The new Atom CPU in this system is the 1.6GHz Intel Atom Z8700. In our CNET Labs benchmark tests, it was faster than system with slightly older Atom CPUs, and in our multitasking test, it was faster by a significant margin. But, both the Asus T300 Chi, with Intel's new Core M processor, and the Surface Pro 3, with a last-gen Intel Core i5 processor, were significantly faster.
This serves to remind us that an Atom-powered system is simply not going to be as powerful, and isn't as well-suited to all day, every day computing as even a Core M system (and we've knocked the speed of that chip as well). But, as a secondary or travel computer, it's certainly more than fast enough.

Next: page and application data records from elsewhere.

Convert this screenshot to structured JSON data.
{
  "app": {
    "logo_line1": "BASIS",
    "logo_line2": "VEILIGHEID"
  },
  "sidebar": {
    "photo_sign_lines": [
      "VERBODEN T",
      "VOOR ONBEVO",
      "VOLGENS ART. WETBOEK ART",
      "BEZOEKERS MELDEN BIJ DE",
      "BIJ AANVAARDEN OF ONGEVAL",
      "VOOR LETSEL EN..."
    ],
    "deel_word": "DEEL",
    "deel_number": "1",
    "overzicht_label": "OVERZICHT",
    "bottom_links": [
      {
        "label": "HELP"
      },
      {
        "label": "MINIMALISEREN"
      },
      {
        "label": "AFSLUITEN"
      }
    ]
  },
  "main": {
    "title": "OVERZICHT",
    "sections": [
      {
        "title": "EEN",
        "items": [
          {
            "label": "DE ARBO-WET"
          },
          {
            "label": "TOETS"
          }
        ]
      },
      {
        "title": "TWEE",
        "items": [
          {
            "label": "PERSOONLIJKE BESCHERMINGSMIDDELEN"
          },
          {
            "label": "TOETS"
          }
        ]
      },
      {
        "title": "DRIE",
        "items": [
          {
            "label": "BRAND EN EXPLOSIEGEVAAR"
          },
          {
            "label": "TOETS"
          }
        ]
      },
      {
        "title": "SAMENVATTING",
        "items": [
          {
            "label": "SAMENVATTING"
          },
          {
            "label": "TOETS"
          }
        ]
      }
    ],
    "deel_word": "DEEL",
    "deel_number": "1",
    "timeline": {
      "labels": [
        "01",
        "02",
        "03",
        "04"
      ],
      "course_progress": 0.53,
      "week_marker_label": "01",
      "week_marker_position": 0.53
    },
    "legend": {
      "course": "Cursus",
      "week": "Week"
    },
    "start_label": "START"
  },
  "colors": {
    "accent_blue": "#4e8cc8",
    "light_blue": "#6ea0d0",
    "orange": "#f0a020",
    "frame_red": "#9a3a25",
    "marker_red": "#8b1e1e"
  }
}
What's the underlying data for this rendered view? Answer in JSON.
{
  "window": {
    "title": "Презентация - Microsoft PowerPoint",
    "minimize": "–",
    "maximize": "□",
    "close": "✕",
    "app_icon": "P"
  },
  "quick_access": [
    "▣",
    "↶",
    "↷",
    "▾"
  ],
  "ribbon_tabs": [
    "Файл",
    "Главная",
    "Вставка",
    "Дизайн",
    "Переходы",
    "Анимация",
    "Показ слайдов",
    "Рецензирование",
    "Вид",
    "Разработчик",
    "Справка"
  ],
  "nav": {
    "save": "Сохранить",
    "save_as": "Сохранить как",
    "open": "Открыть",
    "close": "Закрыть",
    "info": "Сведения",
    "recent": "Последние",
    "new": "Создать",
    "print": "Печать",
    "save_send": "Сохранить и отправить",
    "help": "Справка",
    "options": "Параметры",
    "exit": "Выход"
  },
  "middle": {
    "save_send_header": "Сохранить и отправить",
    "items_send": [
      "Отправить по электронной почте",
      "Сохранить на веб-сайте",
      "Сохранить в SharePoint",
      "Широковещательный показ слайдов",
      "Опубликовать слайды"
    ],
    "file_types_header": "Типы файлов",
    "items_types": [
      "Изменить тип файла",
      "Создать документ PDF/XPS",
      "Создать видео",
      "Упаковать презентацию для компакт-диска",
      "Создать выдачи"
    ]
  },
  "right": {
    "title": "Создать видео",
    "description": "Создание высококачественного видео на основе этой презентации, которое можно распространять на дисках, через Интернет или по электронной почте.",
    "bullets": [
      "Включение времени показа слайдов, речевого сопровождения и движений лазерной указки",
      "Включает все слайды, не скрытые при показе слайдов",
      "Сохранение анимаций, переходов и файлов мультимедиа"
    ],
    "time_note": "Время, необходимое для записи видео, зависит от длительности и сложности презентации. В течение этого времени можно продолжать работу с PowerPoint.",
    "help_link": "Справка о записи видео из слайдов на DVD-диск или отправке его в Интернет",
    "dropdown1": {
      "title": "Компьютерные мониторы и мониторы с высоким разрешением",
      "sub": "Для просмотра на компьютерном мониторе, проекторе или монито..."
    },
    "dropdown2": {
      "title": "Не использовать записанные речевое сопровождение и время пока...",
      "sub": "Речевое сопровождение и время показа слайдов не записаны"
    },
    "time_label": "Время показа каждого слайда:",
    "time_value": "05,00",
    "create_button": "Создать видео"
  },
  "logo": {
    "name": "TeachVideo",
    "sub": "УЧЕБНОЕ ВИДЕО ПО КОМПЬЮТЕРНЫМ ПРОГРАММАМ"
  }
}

The battery in the Surface 3 beats the one in the Surface Pro 3, but only by a small margin, running for 7:41, versus the Pro 3's 7:28. That's not as much as the best Core i-series PCs get (which can top 10 hours), and Lenovo's ThinkPad 10 Atom-powered tablet ran for about 30 minutes longer, but that's more than enough for a cross-country flight or an afternoon of coffee shop reading and writing.
The overall excellent engineering and design of the Surface Pro 3 has trickled down to this mainstream-friendly model. Even with the CPU dialed back to an Intel Atom, and the screen both smaller and with a lower resolution, it feels reasonably premium especially given the low starting price.
If the Surface 3 included it expensive, but necessary, keyboard cover in its base price, it would receive a very strong recommendation. As it is, adding the keyboard drives it into territory where you'd rightly expect more power for the price.
|Microsoft Surface 3||Windows 8.1 (64-bit); 1.6GHz Intel Atom Z8700; 4GB DDR3 SDRAM 1600MHz; 32MB (dedicated) Intel HD Graphics; 128GB SSD|
|Microsoft Surface Pro 3||Windows 8.1 (64.bit); 1.9GHZ Intel Core i5-4300U; 8GB DDR3 SDRAM 1600MHz; 1792MB (shared) Intel HD 4400 Graphics; 256GB SSD|
|Asus Transformer Book T300 Chi||Windows 8.1 (64.bit); 1.2GHz Intel Core M 5Y71; 8GB DDR3 SDRAM 1600MHz; 3839MB (shared) Intel HD 5300 Graphics; 128GB SSD|
|Lenovo ThinkPad 10||Windows 8.1 Pro (32-bit); 1.6GHz Intel Atom Z3795; 2GB DDR3 SDRAM 1066MHz; 32MB (dedicated) Intel HD Graphics; 64GB SSD|
|Acer Aspire Switch 10||Windows 8.1 (32-bit); 1.33GHz Intel Atom Z3745; 2GB DDR3 SDRAM 1066MHz; 32MB (dedicated) Intel HD Graphics; 64GB SSD|